**Data provided**
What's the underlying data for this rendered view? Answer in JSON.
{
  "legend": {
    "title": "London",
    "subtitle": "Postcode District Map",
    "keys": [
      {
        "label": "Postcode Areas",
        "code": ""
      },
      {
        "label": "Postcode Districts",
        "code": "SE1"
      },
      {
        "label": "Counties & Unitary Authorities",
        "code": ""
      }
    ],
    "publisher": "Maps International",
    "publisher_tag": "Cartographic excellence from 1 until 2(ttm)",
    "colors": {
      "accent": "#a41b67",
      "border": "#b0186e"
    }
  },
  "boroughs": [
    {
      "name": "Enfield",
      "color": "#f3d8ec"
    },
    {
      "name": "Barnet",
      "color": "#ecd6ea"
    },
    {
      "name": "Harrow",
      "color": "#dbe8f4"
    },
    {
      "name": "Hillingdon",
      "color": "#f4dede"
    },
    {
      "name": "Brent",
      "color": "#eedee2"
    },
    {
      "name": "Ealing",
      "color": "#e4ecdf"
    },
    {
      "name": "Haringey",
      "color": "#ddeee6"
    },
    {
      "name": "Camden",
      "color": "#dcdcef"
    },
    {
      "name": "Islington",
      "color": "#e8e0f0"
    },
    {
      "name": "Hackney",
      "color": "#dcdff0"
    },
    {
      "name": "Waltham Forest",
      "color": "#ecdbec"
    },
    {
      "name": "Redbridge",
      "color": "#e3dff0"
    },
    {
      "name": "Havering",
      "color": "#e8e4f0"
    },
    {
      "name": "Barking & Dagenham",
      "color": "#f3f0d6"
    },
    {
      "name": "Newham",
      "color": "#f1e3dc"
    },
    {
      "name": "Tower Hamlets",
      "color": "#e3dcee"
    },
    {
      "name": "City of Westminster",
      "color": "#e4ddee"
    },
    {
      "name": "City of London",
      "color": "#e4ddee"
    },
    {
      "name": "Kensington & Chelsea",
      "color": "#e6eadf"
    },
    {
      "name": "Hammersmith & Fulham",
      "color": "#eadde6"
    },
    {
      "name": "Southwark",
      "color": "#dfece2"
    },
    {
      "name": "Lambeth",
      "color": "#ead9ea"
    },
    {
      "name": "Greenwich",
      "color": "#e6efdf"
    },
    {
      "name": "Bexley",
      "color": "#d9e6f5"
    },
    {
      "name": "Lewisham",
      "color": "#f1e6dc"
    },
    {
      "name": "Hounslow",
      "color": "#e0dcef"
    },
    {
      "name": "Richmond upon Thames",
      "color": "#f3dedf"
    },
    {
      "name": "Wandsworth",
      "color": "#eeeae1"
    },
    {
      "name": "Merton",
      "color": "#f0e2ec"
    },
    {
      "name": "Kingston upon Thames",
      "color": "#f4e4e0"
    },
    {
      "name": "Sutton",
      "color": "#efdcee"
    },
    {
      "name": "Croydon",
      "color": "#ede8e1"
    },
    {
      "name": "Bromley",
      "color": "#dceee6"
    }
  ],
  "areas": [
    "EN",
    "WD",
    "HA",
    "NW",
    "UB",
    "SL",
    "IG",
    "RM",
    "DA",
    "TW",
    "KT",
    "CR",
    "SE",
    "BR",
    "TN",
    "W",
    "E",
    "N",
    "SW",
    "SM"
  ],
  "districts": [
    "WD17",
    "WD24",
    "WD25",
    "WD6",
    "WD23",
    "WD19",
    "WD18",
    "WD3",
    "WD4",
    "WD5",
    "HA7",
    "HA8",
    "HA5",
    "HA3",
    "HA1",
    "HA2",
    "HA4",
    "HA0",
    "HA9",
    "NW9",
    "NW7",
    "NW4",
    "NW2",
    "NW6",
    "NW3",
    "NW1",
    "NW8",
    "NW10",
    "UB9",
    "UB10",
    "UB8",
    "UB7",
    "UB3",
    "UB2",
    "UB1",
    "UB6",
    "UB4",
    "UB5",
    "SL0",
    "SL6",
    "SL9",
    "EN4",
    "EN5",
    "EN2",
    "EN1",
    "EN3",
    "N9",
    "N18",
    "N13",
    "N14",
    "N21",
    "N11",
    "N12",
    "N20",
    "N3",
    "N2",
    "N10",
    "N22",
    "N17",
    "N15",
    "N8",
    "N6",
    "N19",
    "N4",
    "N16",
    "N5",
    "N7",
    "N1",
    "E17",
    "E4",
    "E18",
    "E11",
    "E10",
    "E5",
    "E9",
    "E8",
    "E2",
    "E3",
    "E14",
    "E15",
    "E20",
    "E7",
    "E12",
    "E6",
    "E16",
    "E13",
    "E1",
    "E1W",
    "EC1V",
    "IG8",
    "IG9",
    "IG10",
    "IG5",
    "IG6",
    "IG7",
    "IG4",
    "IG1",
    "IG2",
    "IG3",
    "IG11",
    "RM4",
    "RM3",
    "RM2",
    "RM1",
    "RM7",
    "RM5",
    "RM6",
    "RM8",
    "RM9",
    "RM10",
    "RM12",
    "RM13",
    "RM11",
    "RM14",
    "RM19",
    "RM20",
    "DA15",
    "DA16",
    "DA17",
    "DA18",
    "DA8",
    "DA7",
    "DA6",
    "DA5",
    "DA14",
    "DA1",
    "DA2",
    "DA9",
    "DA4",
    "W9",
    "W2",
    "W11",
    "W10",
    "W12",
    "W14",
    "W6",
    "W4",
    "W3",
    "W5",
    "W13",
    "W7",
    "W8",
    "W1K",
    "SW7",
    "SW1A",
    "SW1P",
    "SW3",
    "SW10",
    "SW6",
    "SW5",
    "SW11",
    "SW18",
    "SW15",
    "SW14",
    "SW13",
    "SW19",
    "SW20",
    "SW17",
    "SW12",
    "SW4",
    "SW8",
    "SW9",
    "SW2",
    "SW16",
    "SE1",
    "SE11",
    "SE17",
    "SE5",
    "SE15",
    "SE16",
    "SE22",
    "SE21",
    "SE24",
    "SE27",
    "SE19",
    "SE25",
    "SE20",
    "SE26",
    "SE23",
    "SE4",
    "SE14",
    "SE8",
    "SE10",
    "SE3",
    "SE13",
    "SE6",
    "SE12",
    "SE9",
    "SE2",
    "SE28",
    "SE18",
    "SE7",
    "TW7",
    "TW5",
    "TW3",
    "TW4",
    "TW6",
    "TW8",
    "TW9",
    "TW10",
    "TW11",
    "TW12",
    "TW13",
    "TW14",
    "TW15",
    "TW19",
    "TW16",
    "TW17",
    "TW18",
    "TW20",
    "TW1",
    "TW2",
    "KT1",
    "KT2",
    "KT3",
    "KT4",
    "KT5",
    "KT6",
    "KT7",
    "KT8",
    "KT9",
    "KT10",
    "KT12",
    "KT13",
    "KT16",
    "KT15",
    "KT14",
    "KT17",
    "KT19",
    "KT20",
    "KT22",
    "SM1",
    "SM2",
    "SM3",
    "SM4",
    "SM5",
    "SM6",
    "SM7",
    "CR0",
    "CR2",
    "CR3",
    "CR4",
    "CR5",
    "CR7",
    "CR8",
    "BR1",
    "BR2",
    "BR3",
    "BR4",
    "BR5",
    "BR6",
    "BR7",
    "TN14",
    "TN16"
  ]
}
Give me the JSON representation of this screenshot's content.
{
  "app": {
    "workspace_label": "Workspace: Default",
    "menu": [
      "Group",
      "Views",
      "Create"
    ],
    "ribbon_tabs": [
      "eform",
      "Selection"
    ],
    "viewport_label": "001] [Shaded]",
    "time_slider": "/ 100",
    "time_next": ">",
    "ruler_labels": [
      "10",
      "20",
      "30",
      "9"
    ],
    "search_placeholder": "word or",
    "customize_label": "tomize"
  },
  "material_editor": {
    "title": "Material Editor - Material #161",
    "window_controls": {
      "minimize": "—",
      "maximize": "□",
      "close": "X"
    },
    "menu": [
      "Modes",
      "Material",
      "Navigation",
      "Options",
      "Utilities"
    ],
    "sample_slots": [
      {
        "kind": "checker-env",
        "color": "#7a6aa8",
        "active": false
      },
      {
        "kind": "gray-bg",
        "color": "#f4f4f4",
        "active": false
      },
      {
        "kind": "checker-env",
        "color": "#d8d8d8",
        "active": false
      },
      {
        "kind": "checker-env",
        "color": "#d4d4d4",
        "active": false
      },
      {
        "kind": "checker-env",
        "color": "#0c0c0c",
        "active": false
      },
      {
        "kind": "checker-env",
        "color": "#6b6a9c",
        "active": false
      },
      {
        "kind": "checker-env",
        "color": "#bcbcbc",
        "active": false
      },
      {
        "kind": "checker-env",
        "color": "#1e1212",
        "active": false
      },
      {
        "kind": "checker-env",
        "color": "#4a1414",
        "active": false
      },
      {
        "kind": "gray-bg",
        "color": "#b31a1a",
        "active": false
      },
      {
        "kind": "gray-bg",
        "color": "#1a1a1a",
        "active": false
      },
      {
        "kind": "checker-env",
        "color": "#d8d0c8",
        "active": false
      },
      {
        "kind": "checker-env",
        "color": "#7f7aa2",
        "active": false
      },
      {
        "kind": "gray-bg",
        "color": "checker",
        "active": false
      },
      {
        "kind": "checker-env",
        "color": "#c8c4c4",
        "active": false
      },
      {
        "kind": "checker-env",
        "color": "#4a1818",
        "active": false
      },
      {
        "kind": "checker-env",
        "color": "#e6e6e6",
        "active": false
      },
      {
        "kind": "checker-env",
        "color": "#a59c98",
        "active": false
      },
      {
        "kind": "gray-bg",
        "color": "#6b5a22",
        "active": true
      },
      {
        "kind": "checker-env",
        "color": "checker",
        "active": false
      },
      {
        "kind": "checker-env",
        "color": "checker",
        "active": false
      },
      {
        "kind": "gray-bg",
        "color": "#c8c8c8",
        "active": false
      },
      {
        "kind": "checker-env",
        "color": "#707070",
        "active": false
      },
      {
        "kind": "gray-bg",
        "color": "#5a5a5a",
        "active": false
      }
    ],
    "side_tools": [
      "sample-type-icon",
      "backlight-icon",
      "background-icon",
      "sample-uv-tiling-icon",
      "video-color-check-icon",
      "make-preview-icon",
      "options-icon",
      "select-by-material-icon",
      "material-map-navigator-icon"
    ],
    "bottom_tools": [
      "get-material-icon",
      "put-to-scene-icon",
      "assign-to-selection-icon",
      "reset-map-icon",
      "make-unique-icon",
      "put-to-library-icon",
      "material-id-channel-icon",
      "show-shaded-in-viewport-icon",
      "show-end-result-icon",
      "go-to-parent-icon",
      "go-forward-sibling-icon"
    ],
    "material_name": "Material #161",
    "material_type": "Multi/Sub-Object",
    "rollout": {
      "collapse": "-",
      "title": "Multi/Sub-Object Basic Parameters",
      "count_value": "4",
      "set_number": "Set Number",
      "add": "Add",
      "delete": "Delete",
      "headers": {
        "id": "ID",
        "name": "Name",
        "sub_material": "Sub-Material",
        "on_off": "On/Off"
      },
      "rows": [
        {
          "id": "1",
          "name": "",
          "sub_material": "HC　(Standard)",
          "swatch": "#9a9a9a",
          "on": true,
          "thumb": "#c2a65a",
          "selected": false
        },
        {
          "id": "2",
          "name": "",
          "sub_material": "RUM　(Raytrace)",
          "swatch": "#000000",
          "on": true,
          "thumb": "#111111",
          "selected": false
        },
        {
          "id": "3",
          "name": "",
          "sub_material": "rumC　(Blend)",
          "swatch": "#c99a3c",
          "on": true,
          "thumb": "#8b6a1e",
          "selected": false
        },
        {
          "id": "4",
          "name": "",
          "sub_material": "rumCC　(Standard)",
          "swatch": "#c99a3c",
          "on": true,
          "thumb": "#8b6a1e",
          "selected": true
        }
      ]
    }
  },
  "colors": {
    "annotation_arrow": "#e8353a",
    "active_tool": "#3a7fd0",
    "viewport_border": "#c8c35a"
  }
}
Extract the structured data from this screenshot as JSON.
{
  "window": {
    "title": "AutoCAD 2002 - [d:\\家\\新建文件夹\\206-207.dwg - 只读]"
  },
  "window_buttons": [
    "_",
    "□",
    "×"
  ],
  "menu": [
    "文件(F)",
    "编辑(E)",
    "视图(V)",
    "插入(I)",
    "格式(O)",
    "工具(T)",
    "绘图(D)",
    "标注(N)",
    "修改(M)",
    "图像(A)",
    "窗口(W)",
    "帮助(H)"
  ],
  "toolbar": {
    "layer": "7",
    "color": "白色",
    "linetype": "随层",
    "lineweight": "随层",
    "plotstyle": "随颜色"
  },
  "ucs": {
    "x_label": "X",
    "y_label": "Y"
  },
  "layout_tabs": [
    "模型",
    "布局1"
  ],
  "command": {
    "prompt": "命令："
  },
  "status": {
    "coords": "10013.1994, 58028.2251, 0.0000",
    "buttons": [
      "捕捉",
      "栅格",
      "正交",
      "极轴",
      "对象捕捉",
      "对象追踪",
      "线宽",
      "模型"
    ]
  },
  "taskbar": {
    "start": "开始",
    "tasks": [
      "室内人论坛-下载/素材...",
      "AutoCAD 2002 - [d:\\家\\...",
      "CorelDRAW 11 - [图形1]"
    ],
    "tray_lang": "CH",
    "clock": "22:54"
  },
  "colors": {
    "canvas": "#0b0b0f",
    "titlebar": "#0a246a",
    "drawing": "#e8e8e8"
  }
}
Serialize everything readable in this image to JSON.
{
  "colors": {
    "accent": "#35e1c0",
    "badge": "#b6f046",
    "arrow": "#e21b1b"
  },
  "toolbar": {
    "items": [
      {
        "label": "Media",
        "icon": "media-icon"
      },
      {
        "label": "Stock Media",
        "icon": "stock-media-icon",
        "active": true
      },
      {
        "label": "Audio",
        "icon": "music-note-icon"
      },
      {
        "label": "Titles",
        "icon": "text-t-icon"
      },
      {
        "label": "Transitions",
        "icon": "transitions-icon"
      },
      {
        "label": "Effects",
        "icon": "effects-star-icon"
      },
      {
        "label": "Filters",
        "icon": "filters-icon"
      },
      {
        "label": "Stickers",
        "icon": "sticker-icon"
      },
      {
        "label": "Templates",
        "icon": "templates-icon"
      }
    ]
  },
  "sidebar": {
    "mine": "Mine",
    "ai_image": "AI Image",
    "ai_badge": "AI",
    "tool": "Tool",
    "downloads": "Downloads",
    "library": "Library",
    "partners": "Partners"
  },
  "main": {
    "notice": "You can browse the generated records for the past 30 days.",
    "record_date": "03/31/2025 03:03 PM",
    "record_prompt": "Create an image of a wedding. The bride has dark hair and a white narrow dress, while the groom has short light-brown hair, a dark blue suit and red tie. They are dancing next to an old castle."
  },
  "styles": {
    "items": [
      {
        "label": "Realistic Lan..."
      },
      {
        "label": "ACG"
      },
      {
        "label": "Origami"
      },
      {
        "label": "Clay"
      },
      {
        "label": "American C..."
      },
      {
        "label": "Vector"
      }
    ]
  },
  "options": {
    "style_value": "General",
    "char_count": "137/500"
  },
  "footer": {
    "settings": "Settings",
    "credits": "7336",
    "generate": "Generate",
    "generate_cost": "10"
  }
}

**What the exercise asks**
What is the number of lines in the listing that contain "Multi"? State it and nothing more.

**Worked solution**
2